When I did my MBA, we went through a tough entrance test. A couple of thousand candidates and the final selection was down to a group of 100 candidates which included 3 women. All three of us were pretty conscientious in our studies, having realised that there were many out there who were desperate for our places. Surrounded by boys all the time you tend to become quite familiar with their thinking and patterns of behaviour. Hence, I would say this was a wonderful preparation for our work life, where one would find fewer women and more men in the corner offices. The boys were quite protective and took care never to make us feel uncomfortable!
Where did you grow up in India? Has that shaped your view of the world? How so?
You have come to my favourite question. I owe a lot of all that I have achieved to my parents. My father was in the government service which meant frequent transfers and deputations. My mother was a housewife and always remained closely involved in all our activities. I must have been through at least 6 schools. The constant transfers and movement only made us siblings (brother and 2 sisters) grow stronger. We learned flexibility and how to adapt to new circumstances and emerged stronger for this.
I am a very positive, as well as a naturally contented person. I owe this to my parents. Both of them taught us to be always appreciative of all that we have. They would ask us to look at folks who did not have much and appreciate – as to what we had. Material acquisitions mean nothing to me and. I am a fairly modest and down to earth person.
What made you decide to move to Australia? When did you do so? What were your first impressions?
I first came to Australia on a holiday with Sanjeev, my husband and my 7 year-old son, Sanchay. Sanjeev was then the heading the new Walt Disney venture in India. Sanjeev loved the place and applied for a residency, which was surprisingly granted within 15 days.

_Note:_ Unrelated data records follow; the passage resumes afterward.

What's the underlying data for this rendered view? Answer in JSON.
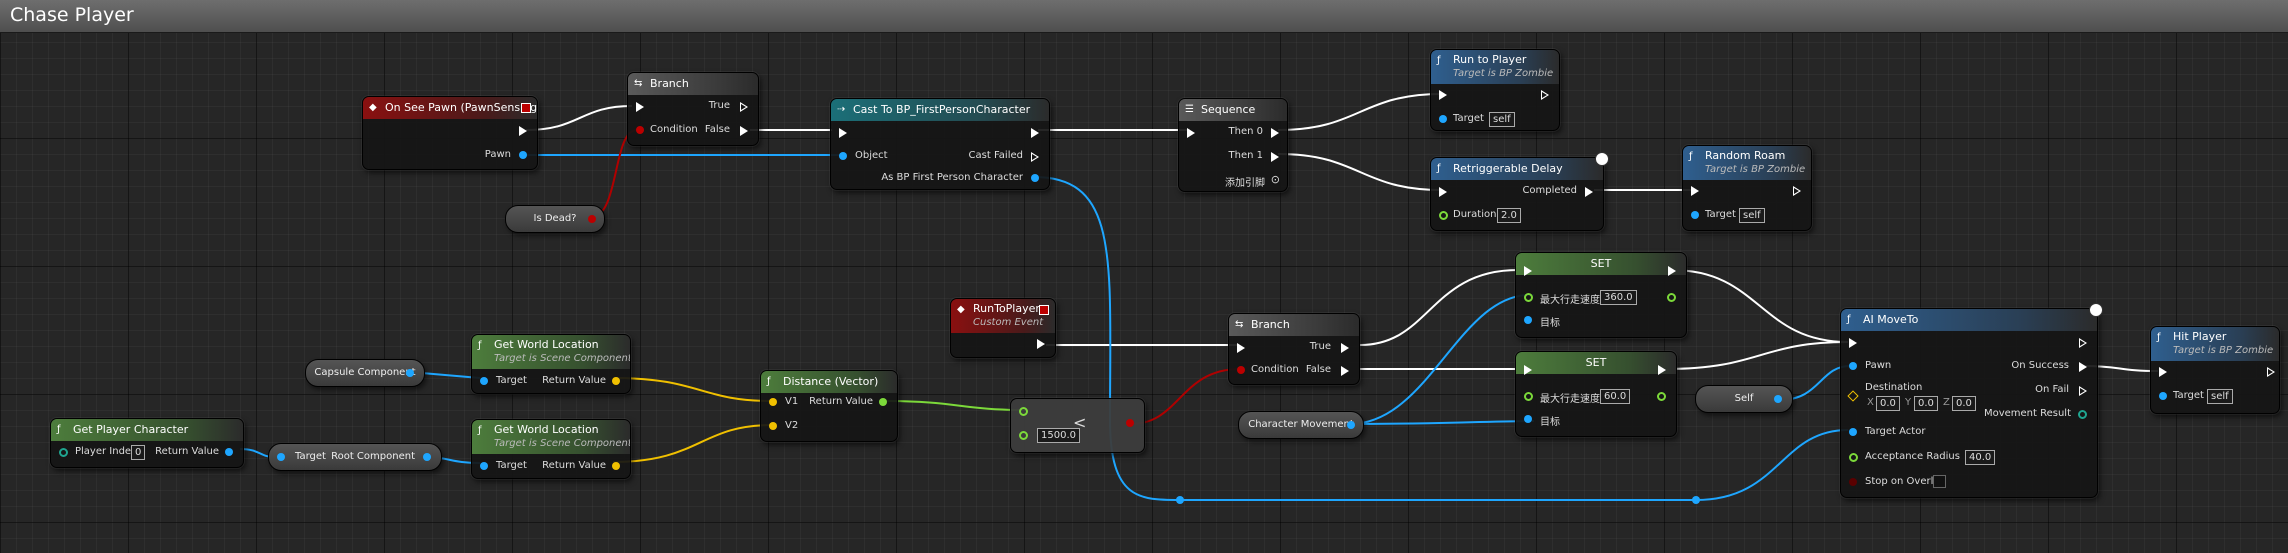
{
  "window": {
    "title": "Chase Player"
  },
  "nodes": {
    "on_see_pawn": {
      "title": "On See Pawn (PawnSensing)",
      "pin_pawn": "Pawn"
    },
    "branch1": {
      "title": "Branch",
      "pin_condition": "Condition",
      "pin_true": "True",
      "pin_false": "False"
    },
    "is_dead": {
      "label": "Is Dead?"
    },
    "cast": {
      "title": "Cast To BP_FirstPersonCharacter",
      "pin_object": "Object",
      "pin_cast_failed": "Cast Failed",
      "pin_as": "As BP First Person Character"
    },
    "sequence": {
      "title": "Sequence",
      "pin_then0": "Then 0",
      "pin_then1": "Then 1",
      "add_pin": "添加引脚"
    },
    "run_to_player_fn": {
      "title": "Run to Player",
      "subtitle": "Target is BP Zombie",
      "pin_target": "Target",
      "target_value": "self"
    },
    "retrig_delay": {
      "title": "Retriggerable Delay",
      "pin_duration": "Duration",
      "duration_value": "2.0",
      "pin_completed": "Completed"
    },
    "random_roam": {
      "title": "Random Roam",
      "subtitle": "Target is BP Zombie",
      "pin_target": "Target",
      "target_value": "self"
    },
    "run_to_player_evt": {
      "title": "RunToPlayer",
      "subtitle": "Custom Event"
    },
    "branch2": {
      "title": "Branch",
      "pin_condition": "Condition",
      "pin_true": "True",
      "pin_false": "False"
    },
    "set1": {
      "title": "SET",
      "pin_speed": "最大行走速度",
      "speed_value": "360.0",
      "pin_target": "目标"
    },
    "set2": {
      "title": "SET",
      "pin_speed": "最大行走速度",
      "speed_value": "60.0",
      "pin_target": "目标"
    },
    "char_movement": {
      "label": "Character Movement"
    },
    "self_pill": {
      "label": "Self"
    },
    "ai_move_to": {
      "title": "AI MoveTo",
      "pin_pawn": "Pawn",
      "pin_destination": "Destination",
      "x": "0.0",
      "y": "0.0",
      "z": "0.0",
      "x_label": "X",
      "y_label": "Y",
      "z_label": "Z",
      "pin_target_actor": "Target Actor",
      "pin_acceptance": "Acceptance Radius",
      "acceptance_value": "40.0",
      "pin_stop": "Stop on Overlap",
      "pin_on_success": "On Success",
      "pin_on_fail": "On Fail",
      "pin_movement_result": "Movement Result"
    },
    "hit_player": {
      "title": "Hit Player",
      "subtitle": "Target is BP Zombie",
      "pin_target": "Target",
      "target_value": "self"
    },
    "capsule": {
      "label": "Capsule Component"
    },
    "gwl1": {
      "title": "Get World Location",
      "subtitle": "Target is Scene Component",
      "pin_target": "Target",
      "pin_return": "Return Value"
    },
    "gwl2": {
      "title": "Get World Location",
      "subtitle": "Target is Scene Component",
      "pin_target": "Target",
      "pin_return": "Return Value"
    },
    "distance": {
      "title": "Distance (Vector)",
      "pin_v1": "V1",
      "pin_v2": "V2",
      "pin_return": "Return Value"
    },
    "less": {
      "op": "<",
      "value": "1500.0"
    },
    "get_player_char": {
      "title": "Get Player Character",
      "pin_index": "Player Index",
      "index_value": "0",
      "pin_return": "Return Value"
    },
    "root_comp": {
      "pin_target": "Target",
      "pin_root": "Root Component"
    }
  },
  "colors": {
    "exec": "#ffffff",
    "object": "#1ea6ff",
    "float": "#7cd93a",
    "bool": "#b00000",
    "vector": "#f0c000"
  }
}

Immediately Sanjeev moved to American Express as Head of Marketing Channels & Sales, for the Sub-continent, so it was a difficult decision to move without any guarantee of comparable jobs for either of us. This was the kind of decision that many professionals who moved here at the time had to make.

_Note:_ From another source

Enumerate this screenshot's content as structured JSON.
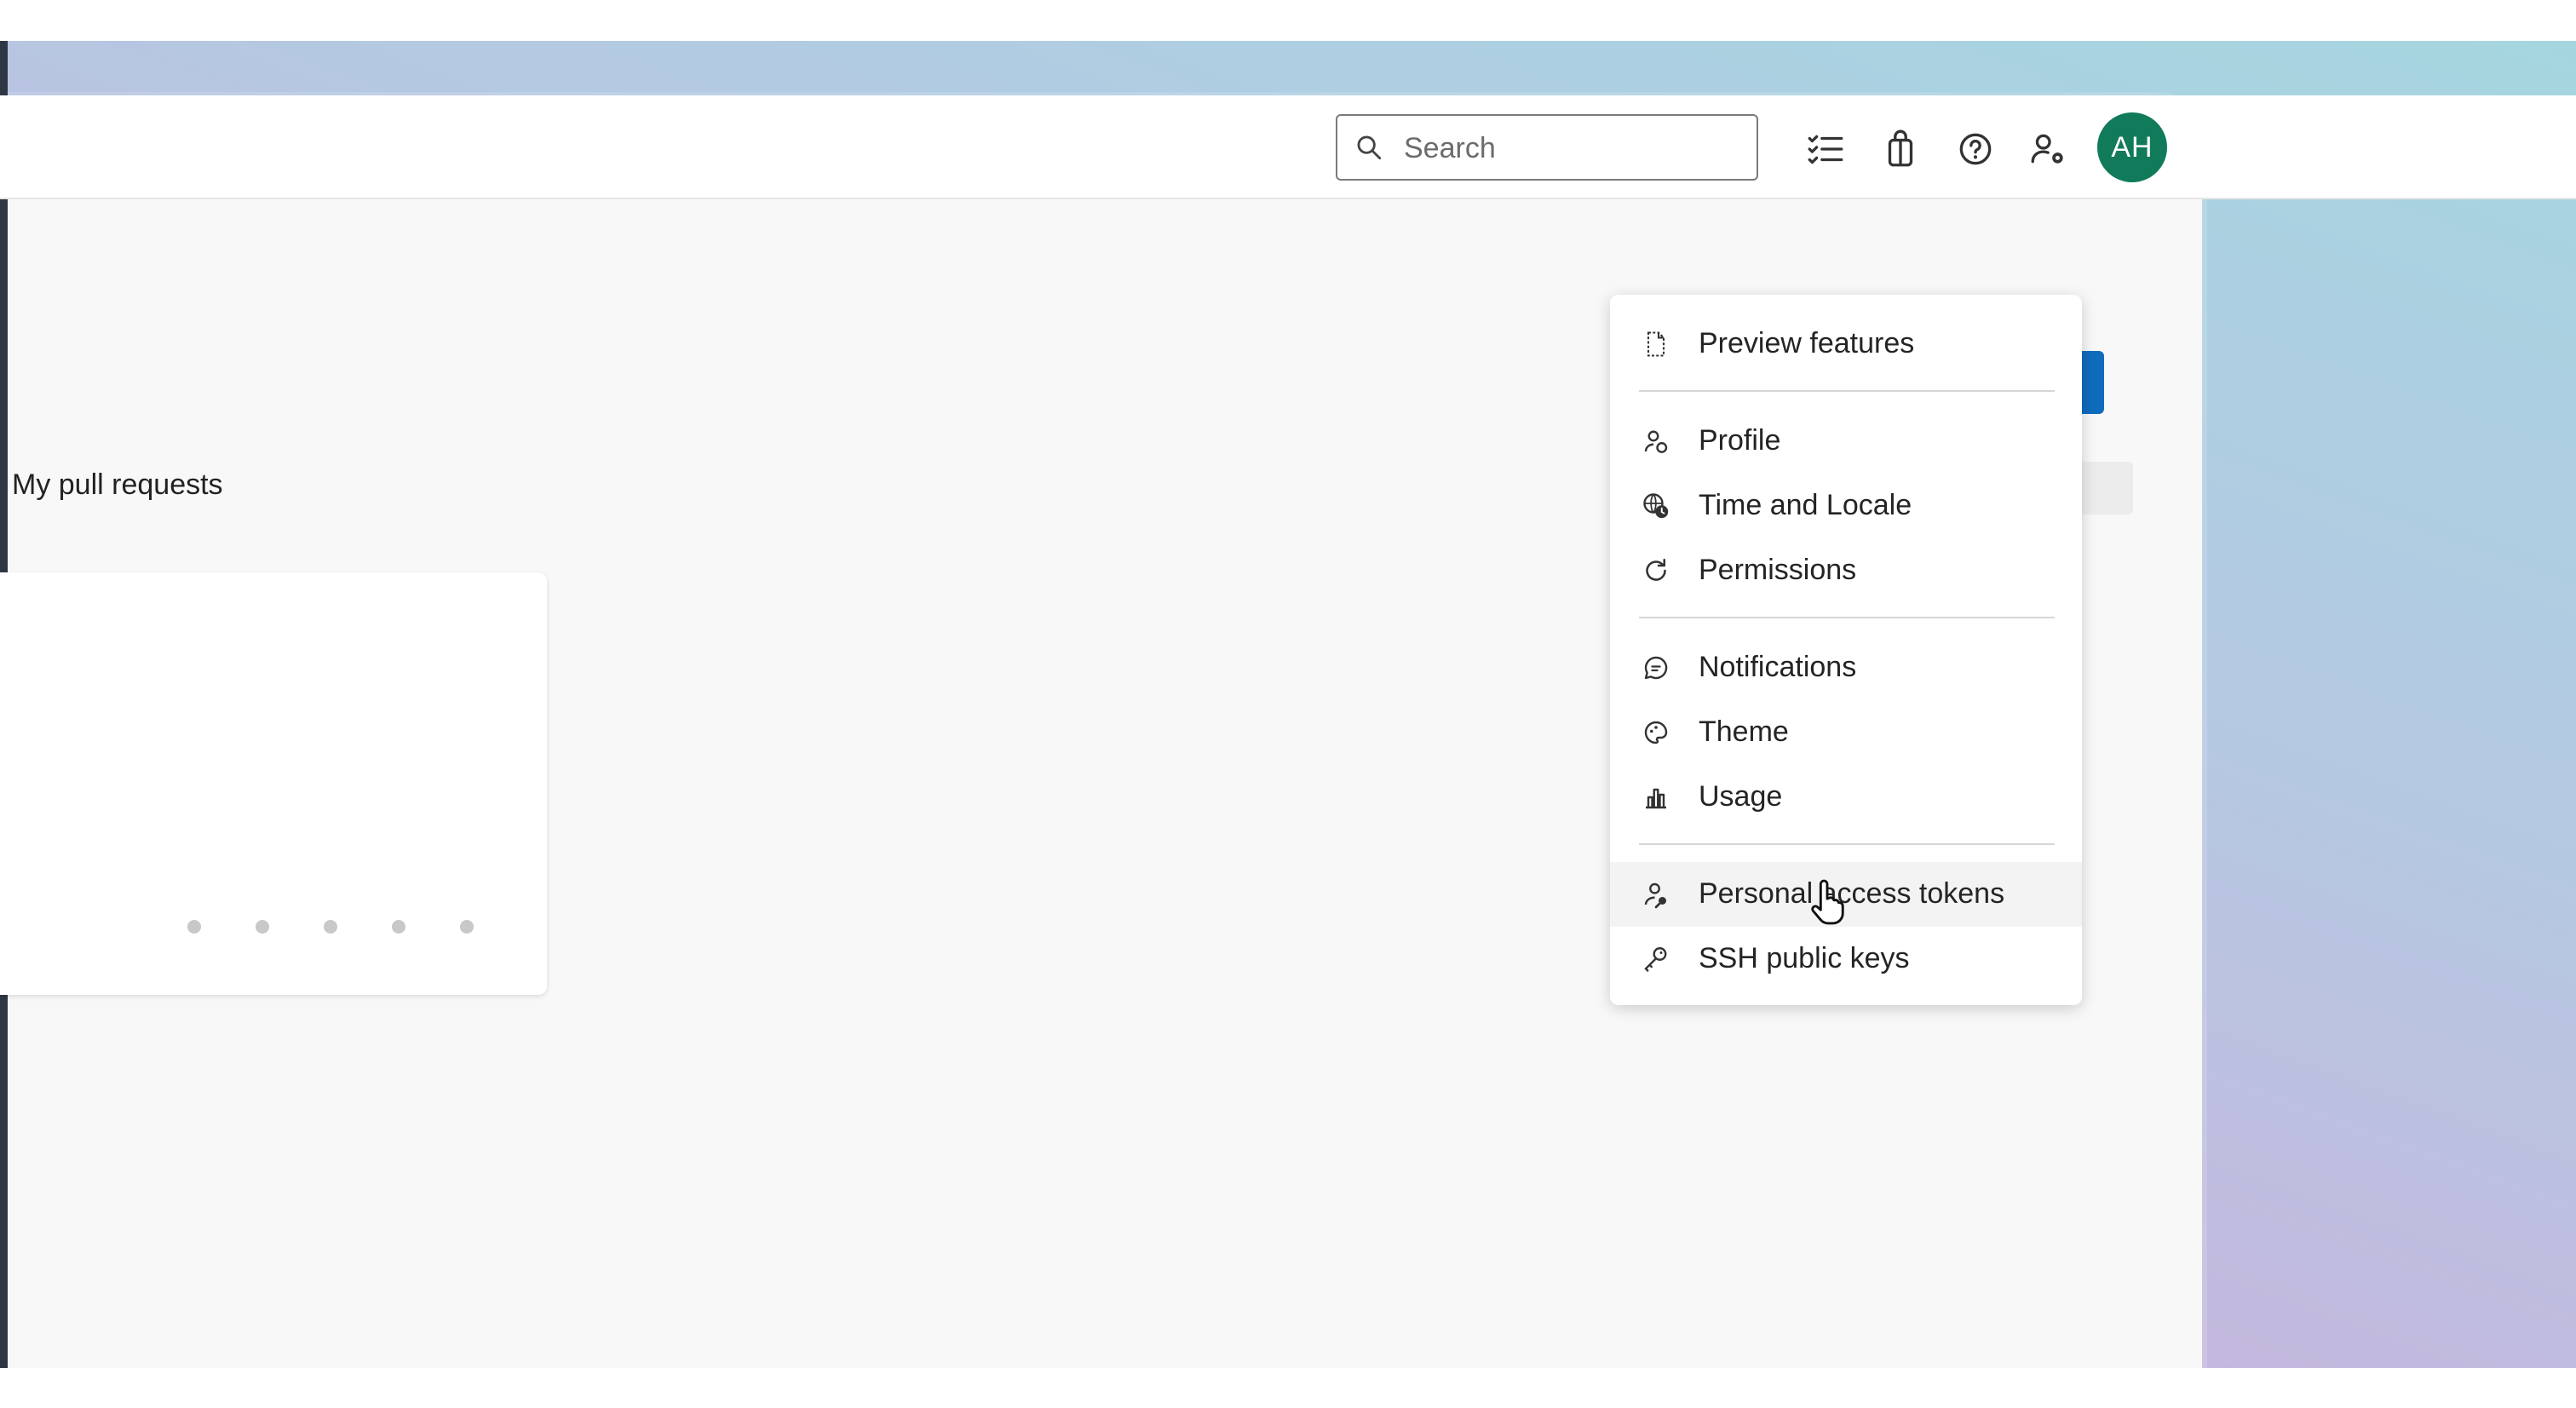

However we felt that for the sake of our son’s future, it would be a good move.
I must say I have never regretted it. I have received so much from this country. Australia has been a great country in every possible way and we have made some great friends here who are almost like family. I have found Australians to be a very good-natured and friendly lot.
My personal impression in the professional scenario is that merit gets recognised and rewarded. Overall I would say it is definitely meritocracy rather than aristocracy, focussed in Australia.
What are your views on how the new (second) generation in fitting into the multicultural Australian society?
I think the second generation is fitting in quite well, in fact seamlessly.
As most Indians are professional migrants, well read and qualified with good command over English, they tend to fit in well too.
Do you find that they (second generation) are connected to the ethnic media or is it becoming irrelevant?
I find that Indians like many other multicultural audiences, especially Asian audiences are deeply rooted in their culture and their community activities.
Just look at the Bollywood parties that are flourishing! The youngsters are flocking to such events.
Ethnic media can only grow. This audience will continue to access their own community publications that provide entertainment, news and information directly sourced from their countries of origin. They can never access this from Sydney Morning Herald or other mainstream publications.
This is one channel by which one remains both nostalgically and emotionally connected to the country of one’s birth. I, for one, love reading the community Indian publications by choice and not because my profession warrants it!
Any advice for the readers?
Life is the best gift your parents have given you. Make the most of every day, every minute as Time waits for none!
Sheba Nandkeolyar is fond of mentoring young people wanting to enter the advertising industry. For You can contact her on email@example.com